Publiceret: 29.09.2016Af Peter G. H. Madsen mail
Thousands of Danes have rented out their apartments on Airbnb. Yet more have earned money by offering a lift in their car on GoMore. But only very few businesses have shared their machinery with others.
But figures published by the Confederation of Danish Industry show that if businesses realised the full commercial potential of the sharing economy, they would be able to boost prosperity in Denmark by almost DKK 4 billion – while a partial and more realistic realisation of this potential may amount to something like DKK 1.7 billion.
One of the companies already in the thick of the sharing economy is Thermo Fisher Scientific in Roskilde.
The company produces disposable plastic products for the healthcare sector. These products need to be 100% sterile. To achieve this, the company uses a gamma ray irradiation facility to irradiate its plastic products.
Thermo Fisher Scientific started sharing the facility with other businesses about a year ago.
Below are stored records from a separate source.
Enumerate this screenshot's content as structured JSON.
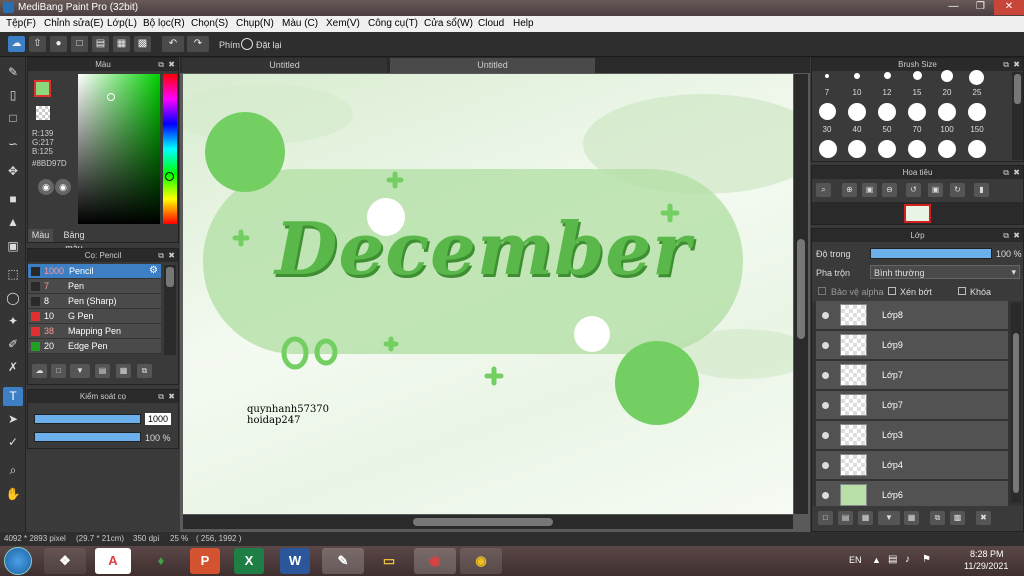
{
  "window": {
    "title": "MediBang Paint Pro (32bit)"
  },
  "menu": [
    "Tệp(F)",
    "Chỉnh sửa(E)",
    "Lớp(L)",
    "Bộ lọc(R)",
    "Chọn(S)",
    "Chụp(N)",
    "Màu (C)",
    "Xem(V)",
    "Công cụ(T)",
    "Cửa sổ(W)",
    "Cloud",
    "Help"
  ],
  "toolbar": {
    "shortcut_label": "Phím",
    "reset_label": "Đặt lại"
  },
  "color_panel": {
    "title": "Màu",
    "r": "R:139",
    "g": "G:217",
    "b": "B:125",
    "hex": "#8BD97D",
    "tab_color": "Màu",
    "tab_palette": "Bảng màu",
    "fg": "#8BD97D"
  },
  "brush_panel": {
    "title": "Cọ: Pencil",
    "items": [
      {
        "size": "1000",
        "name": "Pencil",
        "color": "#2a2a2a"
      },
      {
        "size": "7",
        "name": "Pen",
        "color": "#2a2a2a"
      },
      {
        "size": "8",
        "name": "Pen (Sharp)",
        "color": "#2a2a2a"
      },
      {
        "size": "10",
        "name": "G Pen",
        "color": "#e03030"
      },
      {
        "size": "38",
        "name": "Mapping Pen",
        "color": "#e03030"
      },
      {
        "size": "20",
        "name": "Edge Pen",
        "color": "#20a020"
      }
    ]
  },
  "brush_control": {
    "title": "Kiểm soát cọ",
    "size": "1000",
    "opacity": "100 %",
    "opacity_value": 1.0
  },
  "tabs": [
    "Untitled",
    "Untitled"
  ],
  "canvas": {
    "title_text": "December",
    "credit1": "quynhanh57370",
    "credit2": "hoidap247"
  },
  "brush_size": {
    "title": "Brush Size",
    "row1": [
      "7",
      "10",
      "12",
      "15",
      "20",
      "25"
    ],
    "row2": [
      "30",
      "40",
      "50",
      "70",
      "100",
      "150"
    ]
  },
  "navigator": {
    "title": "Hoa tiêu"
  },
  "layers": {
    "title": "Lớp",
    "opacity_label": "Độ trong",
    "opacity": "100 %",
    "opacity_value": 1.0,
    "blend_label": "Pha trộn",
    "blend": "Bình thường",
    "protect_alpha": "Bảo vệ alpha",
    "clip": "Xén bớt",
    "lock": "Khóa",
    "items": [
      "Lớp8",
      "Lớp9",
      "Lớp7",
      "Lớp7",
      "Lớp3",
      "Lớp4",
      "Lớp6"
    ]
  },
  "status": {
    "size": "4092 * 2893 pixel",
    "cm": "(29.7 * 21cm)",
    "dpi": "350 dpi",
    "zoom": "25 %",
    "coords": "( 256, 1992 )"
  },
  "taskbar": {
    "lang": "EN",
    "time": "8:28 PM",
    "date": "11/29/2021"
  }
}
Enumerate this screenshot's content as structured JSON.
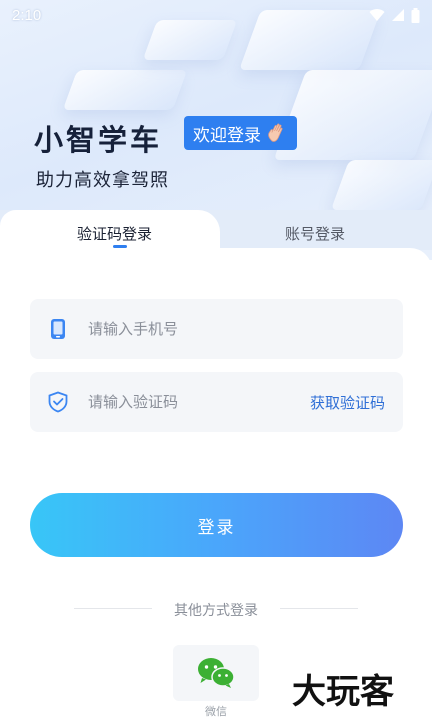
{
  "status_bar": {
    "time": "2:10"
  },
  "header": {
    "brand": "小智学车",
    "welcome": "欢迎登录",
    "slogan": "助力高效拿驾照"
  },
  "tabs": [
    {
      "label": "验证码登录",
      "active": true
    },
    {
      "label": "账号登录",
      "active": false
    }
  ],
  "form": {
    "phone_placeholder": "请输入手机号",
    "code_placeholder": "请输入验证码",
    "get_code_label": "获取验证码",
    "login_label": "登录"
  },
  "other_login": {
    "label": "其他方式登录",
    "wechat_label": "微信"
  },
  "watermark": "大玩客",
  "colors": {
    "accent": "#2f7ff0",
    "button_start": "#38c6f7",
    "button_end": "#5d87f4",
    "wechat_green": "#3cb034"
  },
  "icons": {
    "signal": "signal-icon",
    "wifi": "wifi-icon",
    "battery": "battery-icon",
    "wave_hand": "waving-hand-icon",
    "phone": "phone-icon",
    "shield": "shield-check-icon",
    "wechat": "wechat-icon"
  }
}
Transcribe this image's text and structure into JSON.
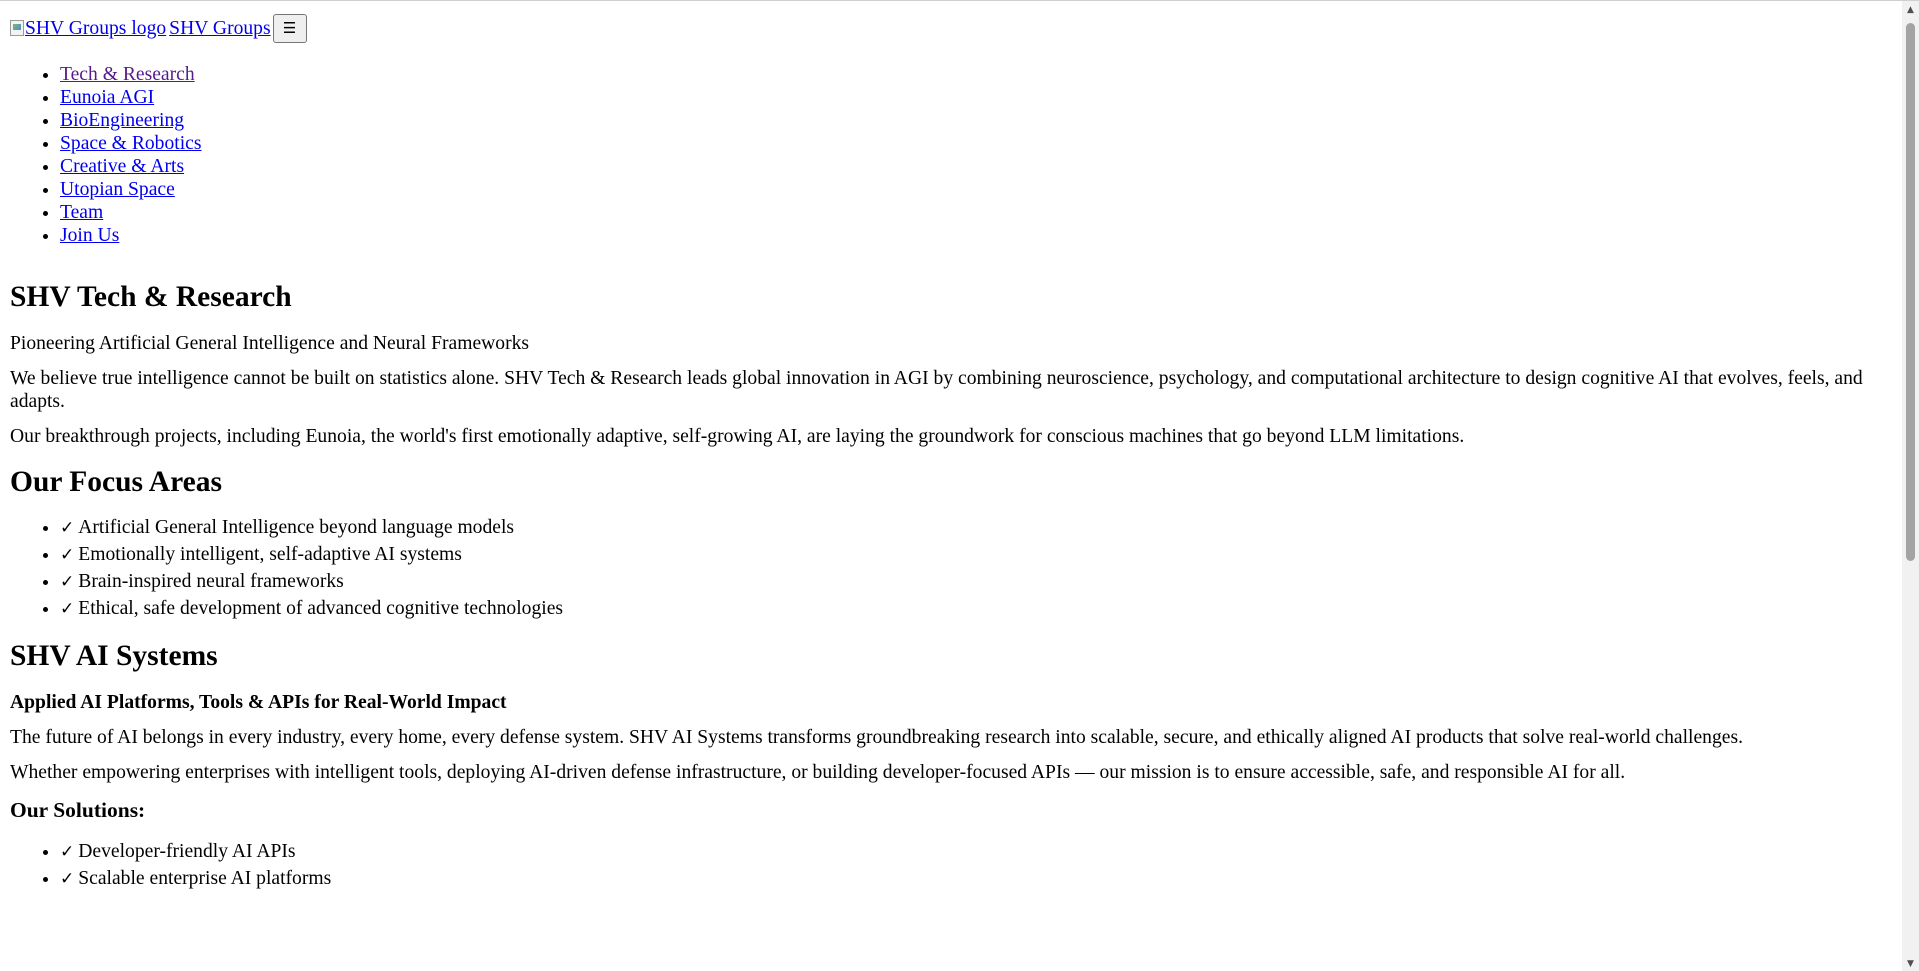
{
  "header": {
    "logo_alt": "SHV Groups logo",
    "brand_name": "SHV Groups",
    "menu_toggle_label": "☰"
  },
  "nav": {
    "items": [
      {
        "label": "Tech & Research",
        "visited": true
      },
      {
        "label": "Eunoia AGI"
      },
      {
        "label": "BioEngineering"
      },
      {
        "label": "Space & Robotics"
      },
      {
        "label": "Creative & Arts"
      },
      {
        "label": "Utopian Space"
      },
      {
        "label": "Team"
      },
      {
        "label": "Join Us"
      }
    ]
  },
  "tech_research": {
    "title": "SHV Tech & Research",
    "tagline": "Pioneering Artificial General Intelligence and Neural Frameworks",
    "paragraph1": "We believe true intelligence cannot be built on statistics alone. SHV Tech & Research leads global innovation in AGI by combining neuroscience, psychology, and computational architecture to design cognitive AI that evolves, feels, and adapts.",
    "paragraph2": "Our breakthrough projects, including Eunoia, the world's first emotionally adaptive, self-growing AI, are laying the groundwork for conscious machines that go beyond LLM limitations."
  },
  "focus_areas": {
    "title": "Our Focus Areas",
    "check_glyph": "✓",
    "items": [
      "Artificial General Intelligence beyond language models",
      "Emotionally intelligent, self-adaptive AI systems",
      "Brain-inspired neural frameworks",
      "Ethical, safe development of advanced cognitive technologies"
    ]
  },
  "ai_systems": {
    "title": "SHV AI Systems",
    "subtitle": "Applied AI Platforms, Tools & APIs for Real-World Impact",
    "paragraph1": "The future of AI belongs in every industry, every home, every defense system. SHV AI Systems transforms groundbreaking research into scalable, secure, and ethically aligned AI products that solve real-world challenges.",
    "paragraph2": "Whether empowering enterprises with intelligent tools, deploying AI-driven defense infrastructure, or building developer-focused APIs — our mission is to ensure accessible, safe, and responsible AI for all.",
    "solutions_title": "Our Solutions:",
    "solutions": [
      "Developer-friendly AI APIs",
      "Scalable enterprise AI platforms"
    ]
  },
  "scrollbar": {
    "up_glyph": "▲",
    "down_glyph": "▼"
  },
  "colors": {
    "link": "#0000ee",
    "visited_link": "#551a8b",
    "text": "#000000",
    "background": "#ffffff"
  }
}
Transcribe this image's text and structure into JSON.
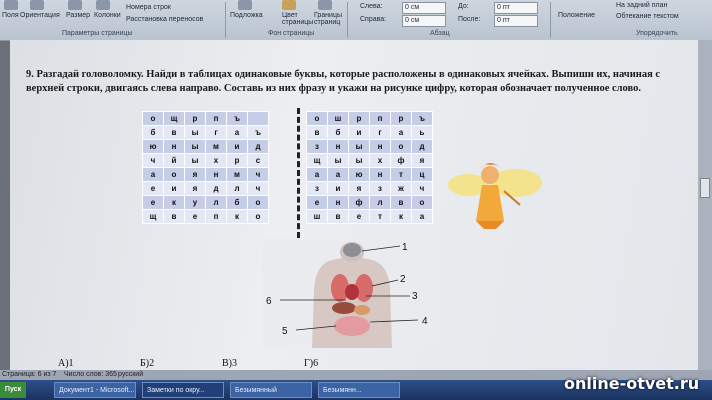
{
  "ribbon": {
    "buttons": [
      "Поля",
      "Ориентация",
      "Размер",
      "Колонки",
      "Номера строк",
      "Расстановка переносов",
      "Подложка",
      "Цвет страницы",
      "Границы страниц",
      "Слева:",
      "Справа:",
      "До:",
      "После:",
      "Положение",
      "На задний план",
      "Обтекание текстом"
    ],
    "indent_left": "0 см",
    "indent_right": "0 см",
    "spacing_before": "0 пт",
    "spacing_after": "0 пт",
    "groups": [
      "Параметры страницы",
      "Фон страницы",
      "Абзац",
      "Упорядочить"
    ]
  },
  "task": {
    "text": "9. Разгадай головоломку. Найди в таблицах одинаковые буквы, которые расположены в одинаковых ячейках. Выпиши их, начиная с верхней строки, двигаясь слева направо. Составь из них фразу и укажи на рисунке цифру, которая обозначает полученное слово."
  },
  "table_left": [
    [
      "о",
      "щ",
      "р",
      "п",
      "ъ"
    ],
    [
      "б",
      "в",
      "ы",
      "г",
      "а",
      "ъ"
    ],
    [
      "ю",
      "н",
      "ы",
      "м",
      "и",
      "д"
    ],
    [
      "ч",
      "й",
      "ы",
      "х",
      "р",
      "с"
    ],
    [
      "а",
      "о",
      "я",
      "н",
      "м",
      "ч"
    ],
    [
      "е",
      "и",
      "я",
      "д",
      "л",
      "ч"
    ],
    [
      "е",
      "к",
      "у",
      "л",
      "б",
      "о"
    ],
    [
      "щ",
      "в",
      "е",
      "п",
      "к",
      "о"
    ]
  ],
  "table_right": [
    [
      "о",
      "ш",
      "р",
      "п",
      "р",
      "ъ"
    ],
    [
      "в",
      "б",
      "и",
      "г",
      "а",
      "ь"
    ],
    [
      "з",
      "н",
      "ы",
      "н",
      "о",
      "д"
    ],
    [
      "щ",
      "ы",
      "ы",
      "х",
      "ф",
      "я"
    ],
    [
      "а",
      "а",
      "ю",
      "н",
      "т",
      "ц"
    ],
    [
      "з",
      "и",
      "я",
      "з",
      "ж",
      "ч"
    ],
    [
      "е",
      "н",
      "ф",
      "л",
      "в",
      "о"
    ],
    [
      "ш",
      "в",
      "е",
      "т",
      "к",
      "а"
    ]
  ],
  "figure_labels": [
    "1",
    "2",
    "3",
    "4",
    "5",
    "6"
  ],
  "answers": [
    "А)1",
    "Б)2",
    "В)3",
    "Г)6"
  ],
  "status": {
    "page": "Страница: 6 из 7",
    "words": "Число слов: 365",
    "language": "русский"
  },
  "taskbar": {
    "start": "Пуск",
    "items": [
      "Документ1 - Microsoft...",
      "Заметки по окру...",
      "Безымянный",
      "Безымянн..."
    ]
  },
  "watermark": "online-otvet.ru"
}
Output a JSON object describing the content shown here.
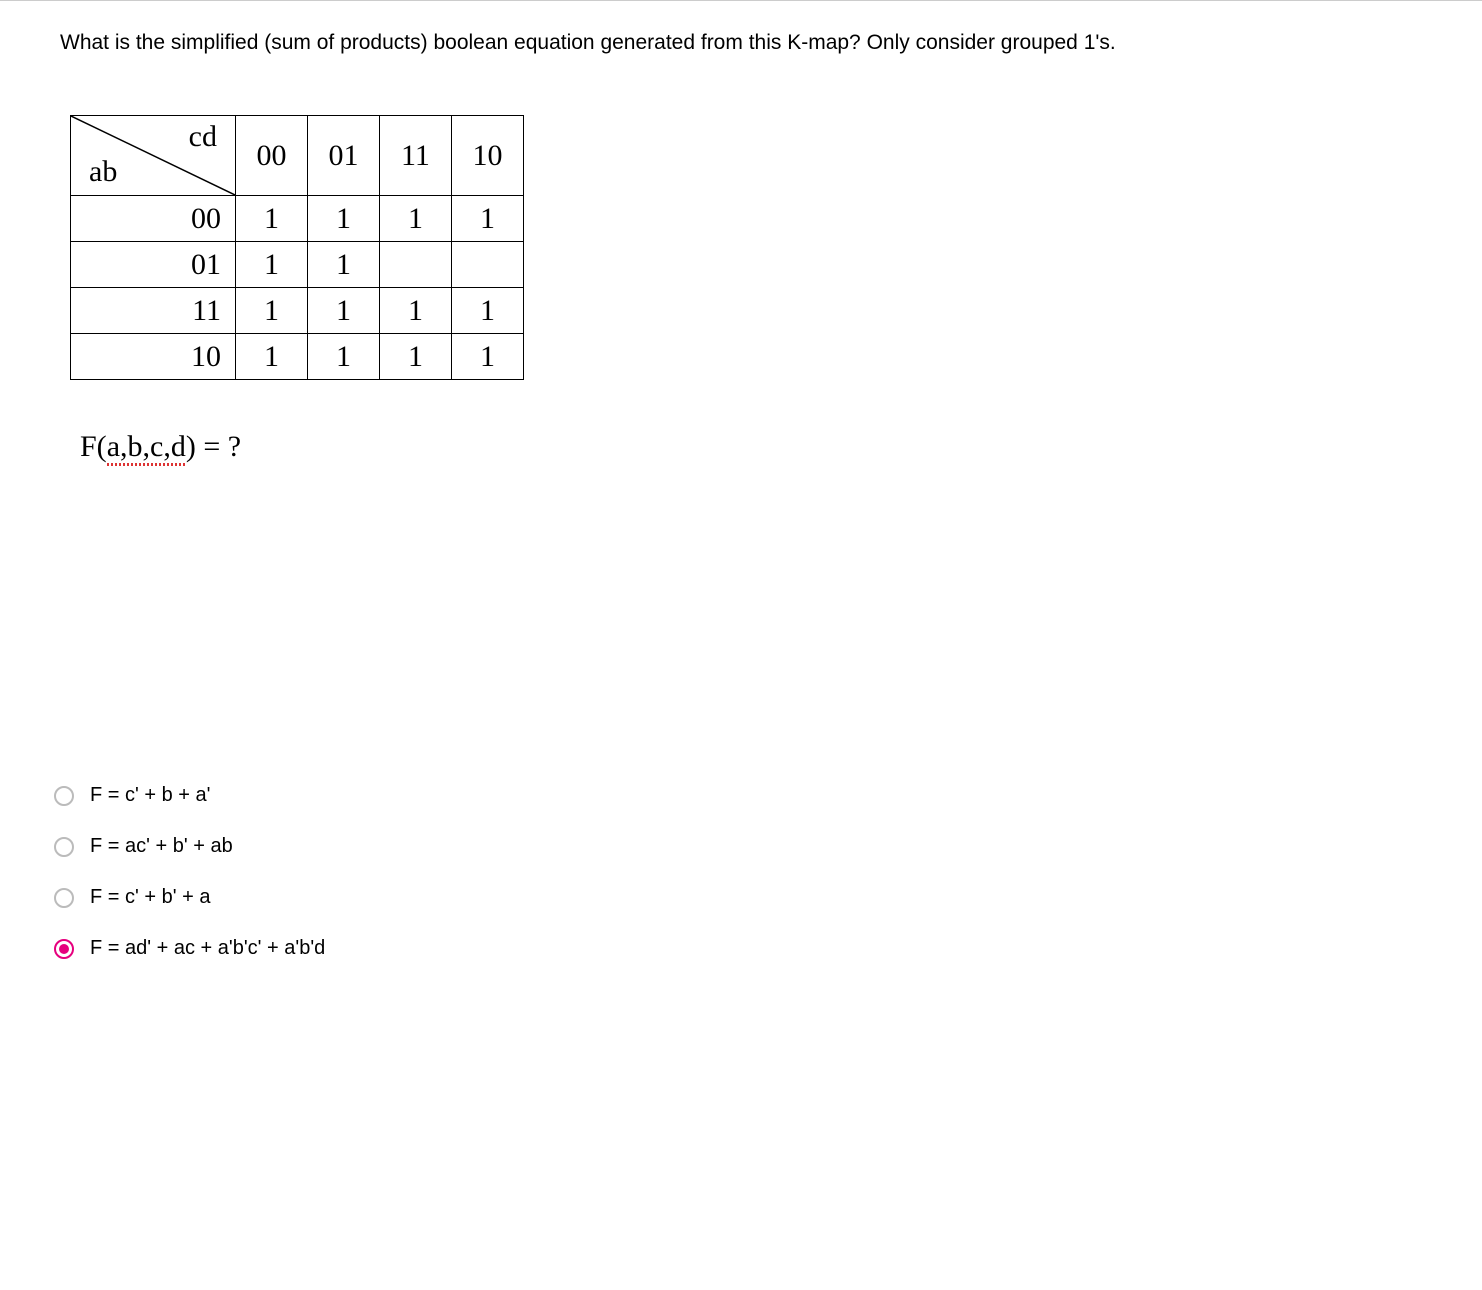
{
  "question": "What is the simplified (sum of products) boolean equation generated from this K-map? Only consider grouped 1's.",
  "kmap": {
    "col_var": "cd",
    "row_var": "ab",
    "col_headers": [
      "00",
      "01",
      "11",
      "10"
    ],
    "row_headers": [
      "00",
      "01",
      "11",
      "10"
    ],
    "cells": [
      [
        "1",
        "1",
        "1",
        "1"
      ],
      [
        "1",
        "1",
        "",
        ""
      ],
      [
        "1",
        "1",
        "1",
        "1"
      ],
      [
        "1",
        "1",
        "1",
        "1"
      ]
    ]
  },
  "function_label": "F(a,b,c,d) = ?",
  "function_prefix": "F(",
  "function_args": "a,b,c,d",
  "function_suffix": ") = ?",
  "options": [
    {
      "label": "F =  c' + b + a'",
      "selected": false
    },
    {
      "label": "F =  ac' + b' + ab",
      "selected": false
    },
    {
      "label": "F =  c' + b' + a",
      "selected": false
    },
    {
      "label": "F =  ad' + ac + a'b'c' + a'b'd",
      "selected": true
    }
  ]
}
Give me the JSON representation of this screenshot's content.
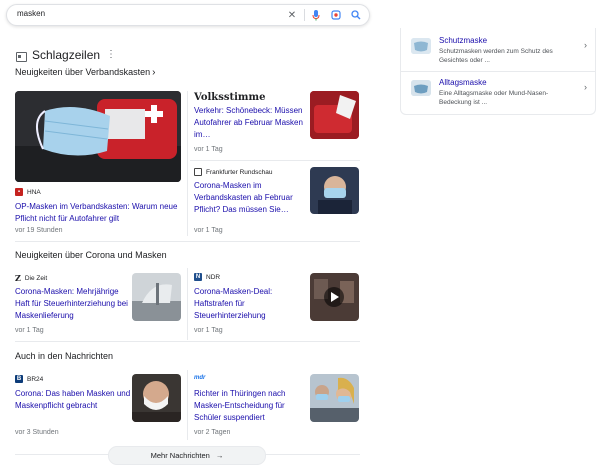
{
  "search": {
    "query": "masken"
  },
  "headlines": {
    "title": "Schlagzeilen",
    "subtitle": "Neuigkeiten über Verbandskasten",
    "lead": {
      "source": "HNA",
      "headline": "OP-Masken im Verbandskasten: Warum neue Pflicht nicht für Autofahrer gilt",
      "time": "vor 19 Stunden"
    },
    "right_items": [
      {
        "source": "Volksstimme",
        "headline": "Verkehr: Schönebeck: Müssen Autofahrer ab Februar Masken im…",
        "time": "vor 1 Tag"
      },
      {
        "source": "Frankfurter Rundschau",
        "headline": "Corona-Masken im Verbandskasten ab Februar Pflicht? Das müssen Sie…",
        "time": "vor 1 Tag"
      }
    ]
  },
  "corona_section": {
    "title": "Neuigkeiten über Corona und Masken",
    "items": [
      {
        "source": "Die Zeit",
        "logo": "Z",
        "headline": "Corona-Masken: Mehrjährige Haft für Steuerhinterziehung bei Maskenlieferung",
        "time": "vor 1 Tag"
      },
      {
        "source": "NDR",
        "logo": "N",
        "headline": "Corona-Masken-Deal: Haftstrafen für Steuerhinterziehung",
        "time": "vor 1 Tag"
      }
    ]
  },
  "news_section": {
    "title": "Auch in den Nachrichten",
    "items": [
      {
        "source": "BR24",
        "logo": "B",
        "headline": "Corona: Das haben Masken und Maskenpflicht gebracht",
        "time": "vor 3 Stunden"
      },
      {
        "source": "mdr",
        "logo": "mdr",
        "headline": "Richter in Thüringen nach Masken-Entscheidung für Schüler suspendiert",
        "time": "vor 2 Tagen"
      }
    ]
  },
  "more_button": {
    "label": "Mehr Nachrichten"
  },
  "side_panel": {
    "items": [
      {
        "title": "Schutzmaske",
        "desc": "Schutzmasken werden zum Schutz des Gesichtes oder ..."
      },
      {
        "title": "Alltagsmaske",
        "desc": "Eine Alltagsmaske oder Mund-Nasen-Bedeckung ist ..."
      }
    ]
  },
  "colors": {
    "link": "#1a0dab",
    "meta": "#70757a",
    "hna": "#c5221f",
    "google_blue": "#4285f4"
  }
}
“In principle, other businesses’ need for gamma ray irradiation need not concern us. But by sharing our facilities, we help these other businesses, ourselves and society at large,” says Site Manager Torben R. Strand who believes that the advent of the sharing economy among consumers means that it is natural to extend it into the business community.
“But, of course, we don’t do it just to be nice. We have decided to expand our facility to allow us to double our irradiation capacity. This is something we have done because it makes good business sense.”
According to a survey of members of the Confederation of Danish Industry’s business panel, currently about 30% of businesses have a surplus capacity of machinery and buildings. But only 26% of this surplus capacity is shared with other businesses.
“That is why the potential for sharing even more among businesses is there,” believes Deputy Director Kent Damsgaard from the Confederation of Danish Industry.
“The sharing economy could become a good deal both for the business community and wider society – simply because more businesses and more employees gaining access to the latest and best equipment will provide customers with enhanced solutions. So it’s just a matter of getting it up and running,” he says.
Many of the businesses taking part in the Confederation of Danish Industry’s survey are calling for technology platforms to help them utilise the sharing economy in their businesses.
“A greater penetration of sharing economy platforms would also help to give things a kick-start. If it becomes easy for businesses to offer their machinery and hire other people’s, thinking like a sharing economy will become a great deal more attractive,” says Kent Damsgaard.